YOUR INSTRUCTIONS:
Filter the entries for lines with the word "LIỆU".

RECORDS PROVIDED:

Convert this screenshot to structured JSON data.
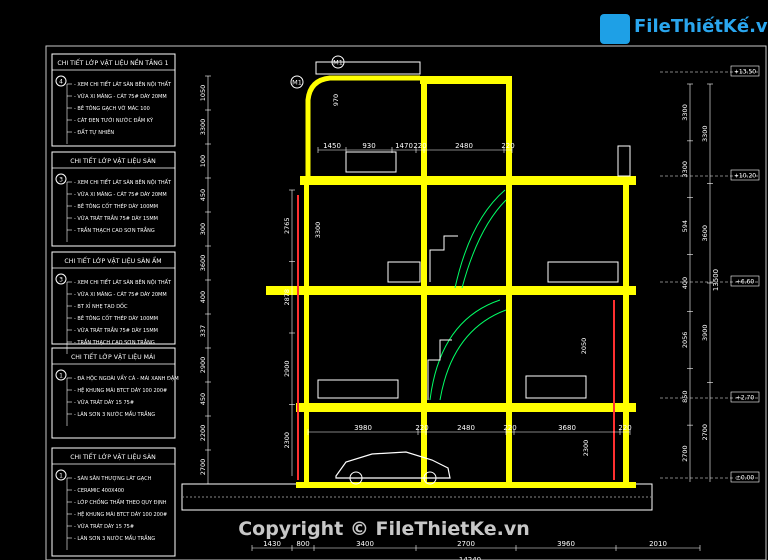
{
  "brand": {
    "logo_text": "FileThiếtKế.vn",
    "watermark": "Copyright © FileThietKe.vn"
  },
  "legend": {
    "sections": [
      {
        "title": "CHI TIẾT LỚP VẬT LIỆU NỀN TẦNG 1",
        "tag": "4",
        "items": [
          "XEM CHI TIẾT LÁT SÀN BÊN NỘI THẤT",
          "VỮA XI MĂNG - CÁT 75# DÀY 20MM",
          "BÊ TÔNG GẠCH VỠ MÁC 100",
          "CÁT ĐEN TƯỚI NƯỚC ĐẦM KỸ",
          "ĐẤT TỰ NHIÊN"
        ]
      },
      {
        "title": "CHI TIẾT LỚP VẬT LIỆU SÀN",
        "tag": "3",
        "items": [
          "XEM CHI TIẾT LÁT SÀN BÊN NỘI THẤT",
          "VỮA XI MĂNG - CÁT 75# DÀY 20MM",
          "BÊ TÔNG CỐT THÉP DÀY 100MM",
          "VỮA TRÁT TRẦN 75# DÀY 15MM",
          "TRẦN THẠCH CAO SƠN TRẮNG"
        ]
      },
      {
        "title": "CHI TIẾT LỚP VẬT LIỆU SÀN ẨM",
        "tag": "3",
        "items": [
          "XEM CHI TIẾT LÁT SÀN BÊN NỘI THẤT",
          "VỮA XI MĂNG - CÁT 75# DÀY 20MM",
          "BT XỈ NHẸ TẠO DỐC",
          "BÊ TÔNG CỐT THÉP DÀY 100MM",
          "VỮA TRÁT TRẦN 75# DÀY 15MM",
          "TRẦN THẠCH CAO SƠN TRẮNG"
        ]
      },
      {
        "title": "CHI TIẾT LỚP VẬT LIỆU MÁI",
        "tag": "1",
        "items": [
          "ĐÁ HỘC NGOÀI VẨY CÁ - MÁI XANH ĐẬM",
          "HỆ KHUNG MÁI BTCT DÀY 100 200#",
          "VỮA TRÁT DÀY 15 75#",
          "LÁN SƠN 3 NƯỚC MẦU TRẮNG"
        ]
      },
      {
        "title": "CHI TIẾT LỚP VẬT LIỆU SÀN",
        "tag": "1",
        "items": [
          "SÀN SÂN THƯỢNG LÁT GẠCH",
          "CERAMIC 400X400",
          "LỚP CHỐNG THẤM THEO QUY ĐỊNH",
          "HỆ KHUNG MÁI BTCT DÀY 100 200#",
          "VỮA TRÁT DÀY 15 75#",
          "LÁN SƠN 3 NƯỚC MẦU TRẮNG"
        ]
      }
    ]
  },
  "levels": [
    "+13.50",
    "+10.20",
    "+6.60",
    "+2.70",
    "±0.00"
  ],
  "total_height": "13500",
  "dims_top": [
    "1450",
    "930",
    "1470",
    "220",
    "2480",
    "220"
  ],
  "dims_mid": [
    "3980",
    "220",
    "2480",
    "220",
    "3680",
    "220"
  ],
  "dims_bottom": [
    "1430",
    "800",
    "3400",
    "2700",
    "3960",
    "2010"
  ],
  "dims_overall": "14240",
  "left_dims_outer": [
    "1050",
    "3300",
    "100",
    "450",
    "300",
    "3600",
    "400",
    "337",
    "2900",
    "450",
    "2200",
    "2700"
  ],
  "left_dims_inner": [
    "2765",
    "2878",
    "2900",
    "2300"
  ],
  "right_dims_a": [
    "3300",
    "3300",
    "594",
    "400",
    "2056",
    "850",
    "2700"
  ],
  "right_dims_b": [
    "3300",
    "3600",
    "3900",
    "2700"
  ],
  "markers": {
    "m1": "M1",
    "m2": "M1"
  },
  "inner_labels": [
    "970",
    "3300",
    "2050",
    "2300"
  ]
}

RESPONSE TO THIS TASK:
        "title": "CHI TIẾT LỚP VẬT LIỆU NỀN TẦNG 1",
        "title": "CHI TIẾT LỚP VẬT LIỆU SÀN",
        "title": "CHI TIẾT LỚP VẬT LIỆU SÀN ẨM",
        "title": "CHI TIẾT LỚP VẬT LIỆU MÁI",
        "title": "CHI TIẾT LỚP VẬT LIỆU SÀN",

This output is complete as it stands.